The second position will add more direct shoulder mobility into the mix. Placing your hands on top of one another, you’ll be once again rotating up and out but the hand and arm on the top of the body will lead you.

Move slowly and try to get as much range of motion at the top as possible, but ensure that the rest of your body stays stabilized with that knee driving down into the foam roller.

Finally, we can emphasize the movement of the shoulder blade a bit more with the arm sweep variation out of the sidelying position. This drill will have you making a 180-degree arc up overhead and reaching as far as you can to mobilize all the key players in shoulder function together.

Move slowly and really feel this stretch through your rib cage.
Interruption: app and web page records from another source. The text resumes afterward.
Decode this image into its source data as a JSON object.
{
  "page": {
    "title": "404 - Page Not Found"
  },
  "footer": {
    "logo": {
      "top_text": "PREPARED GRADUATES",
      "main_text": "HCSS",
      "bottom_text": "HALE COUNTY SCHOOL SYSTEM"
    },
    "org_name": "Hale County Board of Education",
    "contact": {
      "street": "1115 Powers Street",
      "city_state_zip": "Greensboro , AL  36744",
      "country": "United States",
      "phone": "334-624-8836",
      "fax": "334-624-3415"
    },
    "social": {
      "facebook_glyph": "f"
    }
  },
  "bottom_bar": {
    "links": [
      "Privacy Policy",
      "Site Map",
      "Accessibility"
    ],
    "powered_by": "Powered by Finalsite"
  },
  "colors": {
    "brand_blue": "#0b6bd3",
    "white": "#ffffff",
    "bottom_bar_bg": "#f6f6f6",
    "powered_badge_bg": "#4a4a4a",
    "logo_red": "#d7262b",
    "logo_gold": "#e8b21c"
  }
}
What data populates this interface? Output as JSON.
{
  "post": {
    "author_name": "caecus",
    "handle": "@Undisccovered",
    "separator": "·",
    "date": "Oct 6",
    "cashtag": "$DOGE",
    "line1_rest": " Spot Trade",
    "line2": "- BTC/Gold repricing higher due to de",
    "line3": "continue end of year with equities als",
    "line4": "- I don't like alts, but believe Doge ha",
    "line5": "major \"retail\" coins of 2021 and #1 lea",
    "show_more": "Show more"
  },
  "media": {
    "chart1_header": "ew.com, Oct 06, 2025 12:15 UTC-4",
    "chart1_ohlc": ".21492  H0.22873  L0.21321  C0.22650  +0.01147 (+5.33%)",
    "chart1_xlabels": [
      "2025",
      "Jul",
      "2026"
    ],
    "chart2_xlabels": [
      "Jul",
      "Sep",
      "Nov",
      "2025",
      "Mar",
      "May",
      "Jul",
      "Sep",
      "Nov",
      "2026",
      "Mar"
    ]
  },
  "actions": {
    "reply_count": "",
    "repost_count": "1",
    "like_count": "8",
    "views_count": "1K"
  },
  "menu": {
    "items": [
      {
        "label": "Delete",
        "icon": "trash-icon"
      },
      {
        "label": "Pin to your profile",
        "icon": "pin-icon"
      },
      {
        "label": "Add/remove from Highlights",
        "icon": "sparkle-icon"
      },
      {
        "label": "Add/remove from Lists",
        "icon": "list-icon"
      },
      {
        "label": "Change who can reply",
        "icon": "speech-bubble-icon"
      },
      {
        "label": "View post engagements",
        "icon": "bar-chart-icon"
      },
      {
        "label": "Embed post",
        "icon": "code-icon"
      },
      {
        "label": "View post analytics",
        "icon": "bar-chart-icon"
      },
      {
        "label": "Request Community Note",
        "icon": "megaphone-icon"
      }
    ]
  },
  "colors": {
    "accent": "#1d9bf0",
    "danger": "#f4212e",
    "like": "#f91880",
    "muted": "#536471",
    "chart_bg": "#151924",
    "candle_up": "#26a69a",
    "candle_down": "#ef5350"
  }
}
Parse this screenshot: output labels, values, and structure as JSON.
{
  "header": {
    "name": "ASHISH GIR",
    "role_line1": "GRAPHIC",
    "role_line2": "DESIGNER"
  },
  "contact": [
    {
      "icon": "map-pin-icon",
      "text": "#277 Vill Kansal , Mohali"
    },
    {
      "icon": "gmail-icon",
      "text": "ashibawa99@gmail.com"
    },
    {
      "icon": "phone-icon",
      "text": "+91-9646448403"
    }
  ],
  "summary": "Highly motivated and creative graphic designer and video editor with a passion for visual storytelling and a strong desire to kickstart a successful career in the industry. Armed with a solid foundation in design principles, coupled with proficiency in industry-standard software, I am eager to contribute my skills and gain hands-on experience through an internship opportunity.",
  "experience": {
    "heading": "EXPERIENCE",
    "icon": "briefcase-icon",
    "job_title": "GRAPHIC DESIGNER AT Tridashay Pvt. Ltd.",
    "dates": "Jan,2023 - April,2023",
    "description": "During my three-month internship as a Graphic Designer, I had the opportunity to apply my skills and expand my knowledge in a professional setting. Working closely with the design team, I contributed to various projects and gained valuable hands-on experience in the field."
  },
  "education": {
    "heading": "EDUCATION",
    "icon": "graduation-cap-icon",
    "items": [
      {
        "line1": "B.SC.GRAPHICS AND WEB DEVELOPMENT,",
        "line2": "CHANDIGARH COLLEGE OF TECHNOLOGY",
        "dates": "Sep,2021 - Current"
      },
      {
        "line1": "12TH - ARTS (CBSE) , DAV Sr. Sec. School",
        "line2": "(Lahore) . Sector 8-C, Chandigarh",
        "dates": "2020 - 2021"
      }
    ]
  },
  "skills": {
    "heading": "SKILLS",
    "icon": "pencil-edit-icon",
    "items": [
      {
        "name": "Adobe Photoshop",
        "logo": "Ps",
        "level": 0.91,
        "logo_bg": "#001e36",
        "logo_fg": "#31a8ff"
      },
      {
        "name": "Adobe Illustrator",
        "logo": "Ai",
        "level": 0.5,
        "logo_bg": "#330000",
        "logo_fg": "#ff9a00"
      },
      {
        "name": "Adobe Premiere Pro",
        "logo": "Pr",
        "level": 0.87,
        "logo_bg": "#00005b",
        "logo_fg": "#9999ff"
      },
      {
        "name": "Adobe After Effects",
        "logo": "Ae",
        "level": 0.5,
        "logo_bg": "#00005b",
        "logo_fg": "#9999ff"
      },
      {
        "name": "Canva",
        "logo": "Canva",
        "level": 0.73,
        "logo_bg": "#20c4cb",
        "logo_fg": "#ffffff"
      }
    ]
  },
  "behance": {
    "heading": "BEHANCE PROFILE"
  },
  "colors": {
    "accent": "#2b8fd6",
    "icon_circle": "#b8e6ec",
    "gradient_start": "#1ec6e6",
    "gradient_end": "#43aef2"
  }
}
Start all these drills with 10-15 reps per side.


Though this exercise doesn’t really fit the “shoulder mobility” title, it can be a powerful player in maintaining or even enhancing shoulder mobility and function. The stretch push up offers an extended range of motion and pec stretch under load that is highly transferable for building muscle, strength, and of course mobility.

Related: Shoulder Savers: Training Around Pain and Making Gains

The setup is key here, so pay attention to the video. You’ll be setting up two elevated surfaces of the same height (like benches or boxes) together and essentially be extending the range of motion at the bottom of the push up.

If you are really strong, feel free to elevate your feet up, or to the same point, elevate your hands up more if you are struggling to get the reps in.

I want you to “feel” this movement move in and out of the stretch, so move slowly and under control. Lock in the core and glutes to stabilize the movement and shoot for 10-20 reps of constant tension movement. These are a killer way to end an upper body or bench day with a little flare of mobility, so give them a try!

1 Comment
Dale Sumner
Posted on: Tue, 01/24/2017 - 10:40

Excellent tips and I also like the fact that you 'got on with it' and didn't spend 20 minutes talking about it before actually providing examples! Thanks for sharing.